Schultze conceded that the size of the June drop - which has been matched or exceeded in only three months during the last 15 years - may be a statistical aberration. "I don't know that it is, but it may be," he said. But the continuing decline in joblessness "confirms" the continuing good news on the employment front, Schultze went on.
Only Thursday the administration released a major revision of its economic projections that forecast unemployment would be at 5.9 percent by the end of the year. If that is correct joblessness can be expected to rise in coming months.
But the president's economic advisers have consistently underestimated the improvement in unemployment and at the same time underestimated the nation's inflation problem. In the Thursday revision the administration upped its 1978 inflation projection from 6 to 7.2 percent.
Schultze, at a White House briefing yesterday, called the 0.7 percent June rise in prices of so-called finished goods ready for final business or consumer users "clearly too high."
He said the continuing high inflation, both at the wholesale and consumer price level, demonstrates the necessity "to pursue the administration's anti-inflation program vigorously."
After the Schultze briefing, presidential inflation counselor Robert S. Strauss announced that the nation's home builders say they plan to cooperate with the president's anti-inflation program and will try to hold the increase in new homes prices this year below the 11 percent average of the last two years.
The Labor Department said employment gains in the economy last month were widespread, with teen-agers and adult men faring slightly better than adult women.
A survey of nonfarm business payrolls, which is different from the survey of households used to compute the unemployment rate, showed a strong gain of 275.000 jobs.
The Labor Department said the unemployment rate for nearly all groups in the economy declined in June. For whites the rate fell to 4.9 percent from 5.2 percent, while for blacks declined to 11.9 percent from 12.3 percent. The rate for black teen-agers fe11 to 37.1 percent from 38.4 percent.
Schultze said that with unemployment down to 5.7 percent, overall economic growth is less likely to yield further large reductions. Instead, he said, the government must concentrate on specific programs aimed at helping groups, such as inner-city youths, with special job-finding problems.
Government analysts said that part of the improvement in the teen-age unemployment problem last month can probably be attributed to special youth programs.
While the improvement in unemployment is heartening, said Brookings Institution economist Arthur Okun. 'I cannot generate a lot of enthusiasm' on the inflation side.
Okun noted that productivity, or output per hour worked, has been declining steadily for the last year, pushing up the cost of doing business, and that wage gains appear to be accelerating.
"More people are getting employed," said Okun, a chairman of the Council of Economic Advisers in the Johnson administration, "but they seem to be producing less."

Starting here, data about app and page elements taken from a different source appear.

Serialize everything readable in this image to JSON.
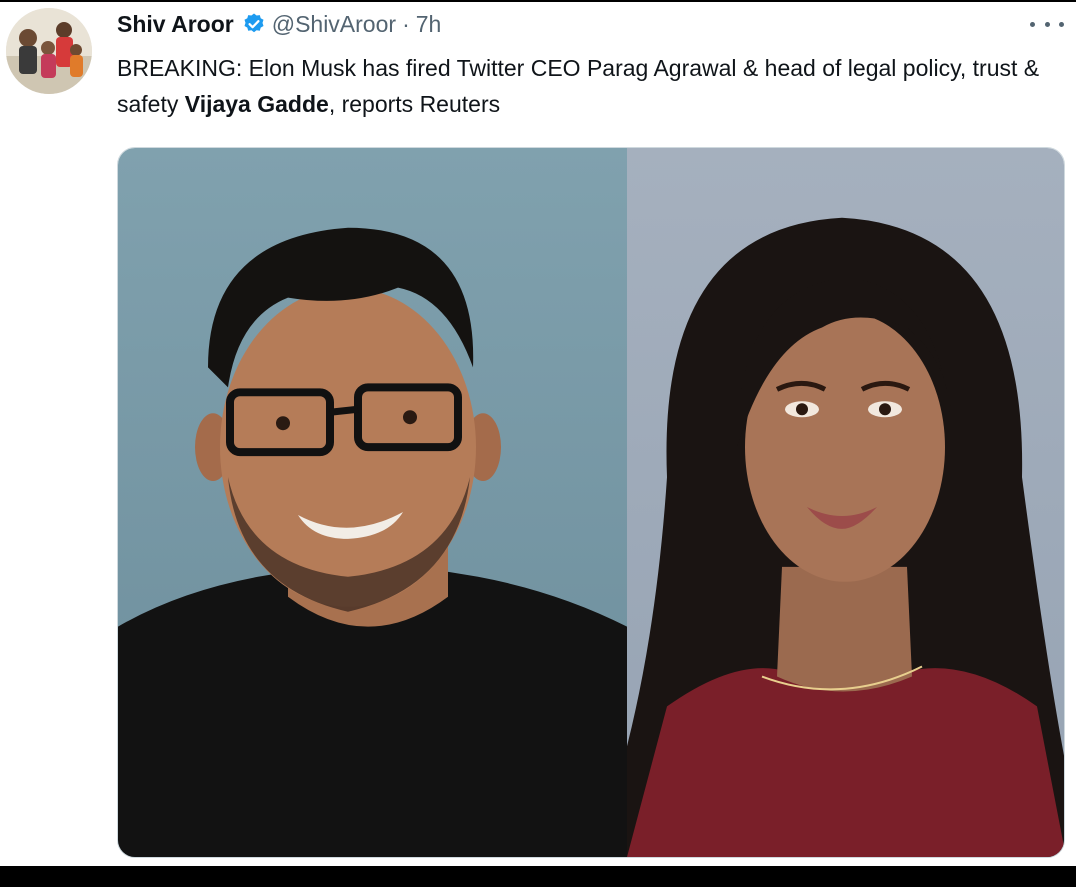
{
  "tweet": {
    "author": {
      "display_name": "Shiv Aroor",
      "handle": "@ShivAroor",
      "verified": true,
      "avatar_icon": "profile-photo"
    },
    "separator": "·",
    "time": "7h",
    "text": {
      "part1": "BREAKING: Elon Musk has fired Twitter CEO Parag Agrawal & head of legal policy, trust & safety ",
      "bold": "Vijaya Gadde",
      "part2": ", reports Reuters"
    },
    "more_icon": "more-horizontal-icon",
    "media": {
      "count": 2,
      "images": [
        "portrait-photo",
        "portrait-photo"
      ]
    }
  },
  "colors": {
    "text": "#0f1419",
    "secondary": "#536471",
    "verified": "#1d9bf0",
    "left_photo_bg": "#7896a3",
    "right_photo_bg": "#a1adbb"
  }
}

At the wholesale price level, costs turned up sharply for most meats, including beef, as well as for dried fruits and vegetables. After big 1.2 percent and 2.8 percent increases in April and May, prices for consumer durable goods such as cars rose only 0.2 percent.

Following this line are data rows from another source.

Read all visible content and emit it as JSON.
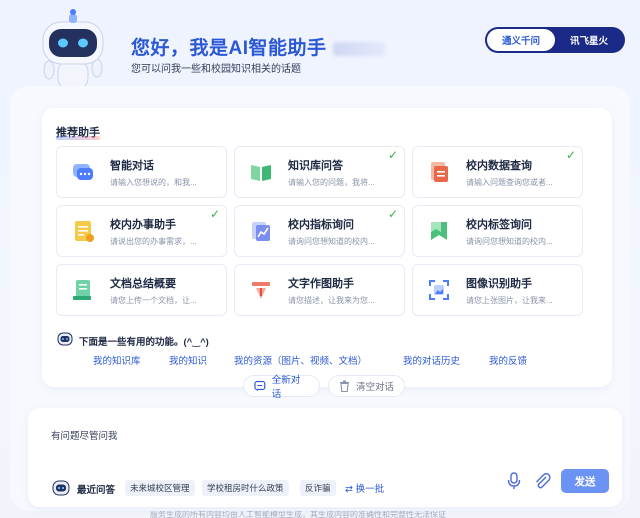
{
  "header": {
    "title": "您好，我是AI智能助手",
    "subtitle": "您可以问我一些和校园知识相关的话题"
  },
  "model_switch": {
    "options": [
      {
        "label": "通义千问",
        "active": true
      },
      {
        "label": "讯飞星火",
        "active": false
      }
    ]
  },
  "assistants": {
    "section_title": "推荐助手",
    "cards": [
      {
        "name": "智能对话",
        "desc": "请输入您想说的，和我...",
        "checked": false,
        "icon": "chat-icon"
      },
      {
        "name": "知识库问答",
        "desc": "请输入您的问题，我将...",
        "checked": true,
        "icon": "book-icon"
      },
      {
        "name": "校内数据查询",
        "desc": "请输入问题查询您或者...",
        "checked": true,
        "icon": "data-doc-icon"
      },
      {
        "name": "校内办事助手",
        "desc": "请说出您的办事需求，...",
        "checked": true,
        "icon": "task-doc-icon"
      },
      {
        "name": "校内指标询问",
        "desc": "请询问您想知道的校内...",
        "checked": true,
        "icon": "metrics-icon"
      },
      {
        "name": "校内标签询问",
        "desc": "请询问您想知道的校内...",
        "checked": false,
        "icon": "tag-icon"
      },
      {
        "name": "文档总结概要",
        "desc": "请您上传一个文档，让...",
        "checked": false,
        "icon": "summary-doc-icon"
      },
      {
        "name": "文字作图助手",
        "desc": "请您描述，让我来为您...",
        "checked": false,
        "icon": "draw-icon"
      },
      {
        "name": "图像识别助手",
        "desc": "请您上张图片，让我来...",
        "checked": false,
        "icon": "image-scan-icon"
      }
    ]
  },
  "useful": {
    "title": "下面是一些有用的功能。(^‿^)",
    "links": [
      "我的知识库",
      "我的知识",
      "我的资源（图片、视频、文档）",
      "我的对话历史",
      "我的反馈"
    ]
  },
  "actions": {
    "new_chat": "全新对话",
    "clear_chat": "清空对话"
  },
  "input": {
    "placeholder": "有问题尽管问我",
    "send": "发送"
  },
  "recent": {
    "label": "最近问答",
    "tags": [
      "未来城校区管理",
      "学校租房时什么政策",
      "反诈骗"
    ],
    "refresh": "换一批"
  },
  "colors": {
    "accent": "#2b58d6",
    "switch_bg": "#1a2a86",
    "check": "#3fae4b",
    "send_bg": "#6b93f4"
  },
  "footer": {
    "note": "服务生成的所有内容均由人工智能模型生成，其生成内容的准确性和完整性无法保证"
  }
}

The index for capital equipment, such as machinery, rose 0.8 percent after a 0.9 percent rise in May.
The index for intermediate materials, which are semifinished goods such as steel or flour, rose 0.3 percent, while the crude materials index of products like iron ore rose 1.7 percent.
The index of finished goods stood at 194.4 percent of its 1967 average last month, which means that a selection of goods costing $100 in 1967 cost $194.40 in June.